Passing through the sleepy hollow of Tomatin I meet with the A9 proper for the first time. This is the only juncture on the route were you have to cross one of Scotland's most dangerous roads. Thankfully it is only a crossing and not ride along it. I'm always confused by the Landsend to John A Groats set that insist on riding up the A9 proper to achieve there goal endangering there lives as this is the quickest route from A to B. Does this not go against what cycle touring is all about?

Across the A9 and the route takes me through Moy and onto Culloden the sight of the last military battle fought on British soil. It is here I get my first sight of the Moray Firth. My spirits are lifted at the prospect of nearing the end of my journey and my tempo is raised again from the meander that I was enjoying. The roll down from Culloden is a fast one and the number 7 Sustrans route signs start to become a bit thin on the ground. Several wrong turns later and a trip through a traveling Gypsies camp I find my self cruising past The big Tesco (other supermarkets are available) in Inverness with the Kessock Bridge in my view.

Happy!

What a difference entering the metropolis of Inverness by comparison to the solitude and quiet roads and cycle paths I'd been riding for the past 6 and half hours. I navigate the traffic and make my way onto the Kessick Bridge with my final destination of the Black Isle on the other side. Stop for a quick Kodak moment with the wind blowing a hoooly. Across the bridge and I'm met by one final big hill over to Munlochy. By this time my legs are surprisingly still in good shape and I crest the top the hill with a punch of my fist into the air knowing I had a 6 mile downhill/flat ride to Rosemarkie beach. I cruise the final 6 miles with huge a grin from ear to ear pondering what I'd just achieved and the joy it gave me. I roll onto Rosemarkie Beach to be met by my family who had driven up earlier during the day with an icy cold can of coke and a bottle of Bitter and twisted ale. Bliss.




Thanks to you all in the team, I'm really inspired by your efforts. Reading your efforts be it racing or just riding for the crac has inspired me to ride the longest ride I've ever undertaken. It people like yourselves who make this sport and lifestyle so cool. Keep up the big rides, keep up the racing.



Thanks



Stats

175km

7.5 hours in the saddle

plus 90min stoppage time for food, photos and mechanicals.

6 comments:

Chris_M said...

Neato! And with bonus breakfast at the Mountain Cafe...

Cycle Tourers... I remember passing a [heavily bearded] gentleman southbound on the A9 on the descent to Hoose O'Bruar - his steed of choice was a Sinclair C5.

Scary on so many levels ; )

Phil The Horse said...

Good work! sounds like an ace pedal. Glad to hear you only encountered Jelly snakes ;-)

andytrailfettler said...

Bloody good on ya. Awesome ride and write up.

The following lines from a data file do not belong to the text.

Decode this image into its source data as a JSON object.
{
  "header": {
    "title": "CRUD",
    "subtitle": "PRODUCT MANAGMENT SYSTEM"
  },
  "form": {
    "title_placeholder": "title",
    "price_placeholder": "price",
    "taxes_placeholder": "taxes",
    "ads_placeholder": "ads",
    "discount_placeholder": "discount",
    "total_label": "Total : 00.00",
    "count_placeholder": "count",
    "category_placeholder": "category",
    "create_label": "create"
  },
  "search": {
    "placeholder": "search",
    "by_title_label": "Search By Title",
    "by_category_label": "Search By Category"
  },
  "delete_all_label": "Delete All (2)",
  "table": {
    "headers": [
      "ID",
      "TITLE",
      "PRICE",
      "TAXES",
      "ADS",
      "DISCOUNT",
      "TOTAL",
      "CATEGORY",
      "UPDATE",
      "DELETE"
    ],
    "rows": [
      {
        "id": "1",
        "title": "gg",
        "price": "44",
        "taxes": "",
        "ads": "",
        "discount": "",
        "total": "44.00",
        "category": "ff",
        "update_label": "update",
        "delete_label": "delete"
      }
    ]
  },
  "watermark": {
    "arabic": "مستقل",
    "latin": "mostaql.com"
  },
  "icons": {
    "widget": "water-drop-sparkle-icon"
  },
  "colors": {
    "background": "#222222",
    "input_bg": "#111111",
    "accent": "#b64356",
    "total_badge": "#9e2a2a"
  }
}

Should be able to get up for the gentlemans cross ride on the 29th. catch you then.

martysavalas said...

fine work. scariest bit musta been passing that clootie well* at avoch, no?

see any dolphins down at the point?

* for those that don't know - see here - how awesome is that aberfeldy ufo tee?

Graham said...

Nice ride mate. Looks bloody cold though. So now that you've done the warm up what is the main event!

Markdubya said...

Cool Andy it will be good to see you bud.

Thankfully I managed to miss the well of much ming taking an alternative road. This is the place where your old pants go to die. Ever wondered where that sock went out of the last wash you did? It was teleported to the clooty well.

"Looks bloody cold" Your such an Aussie Graham. You need to get harder mate, the cold and rain is your friend!!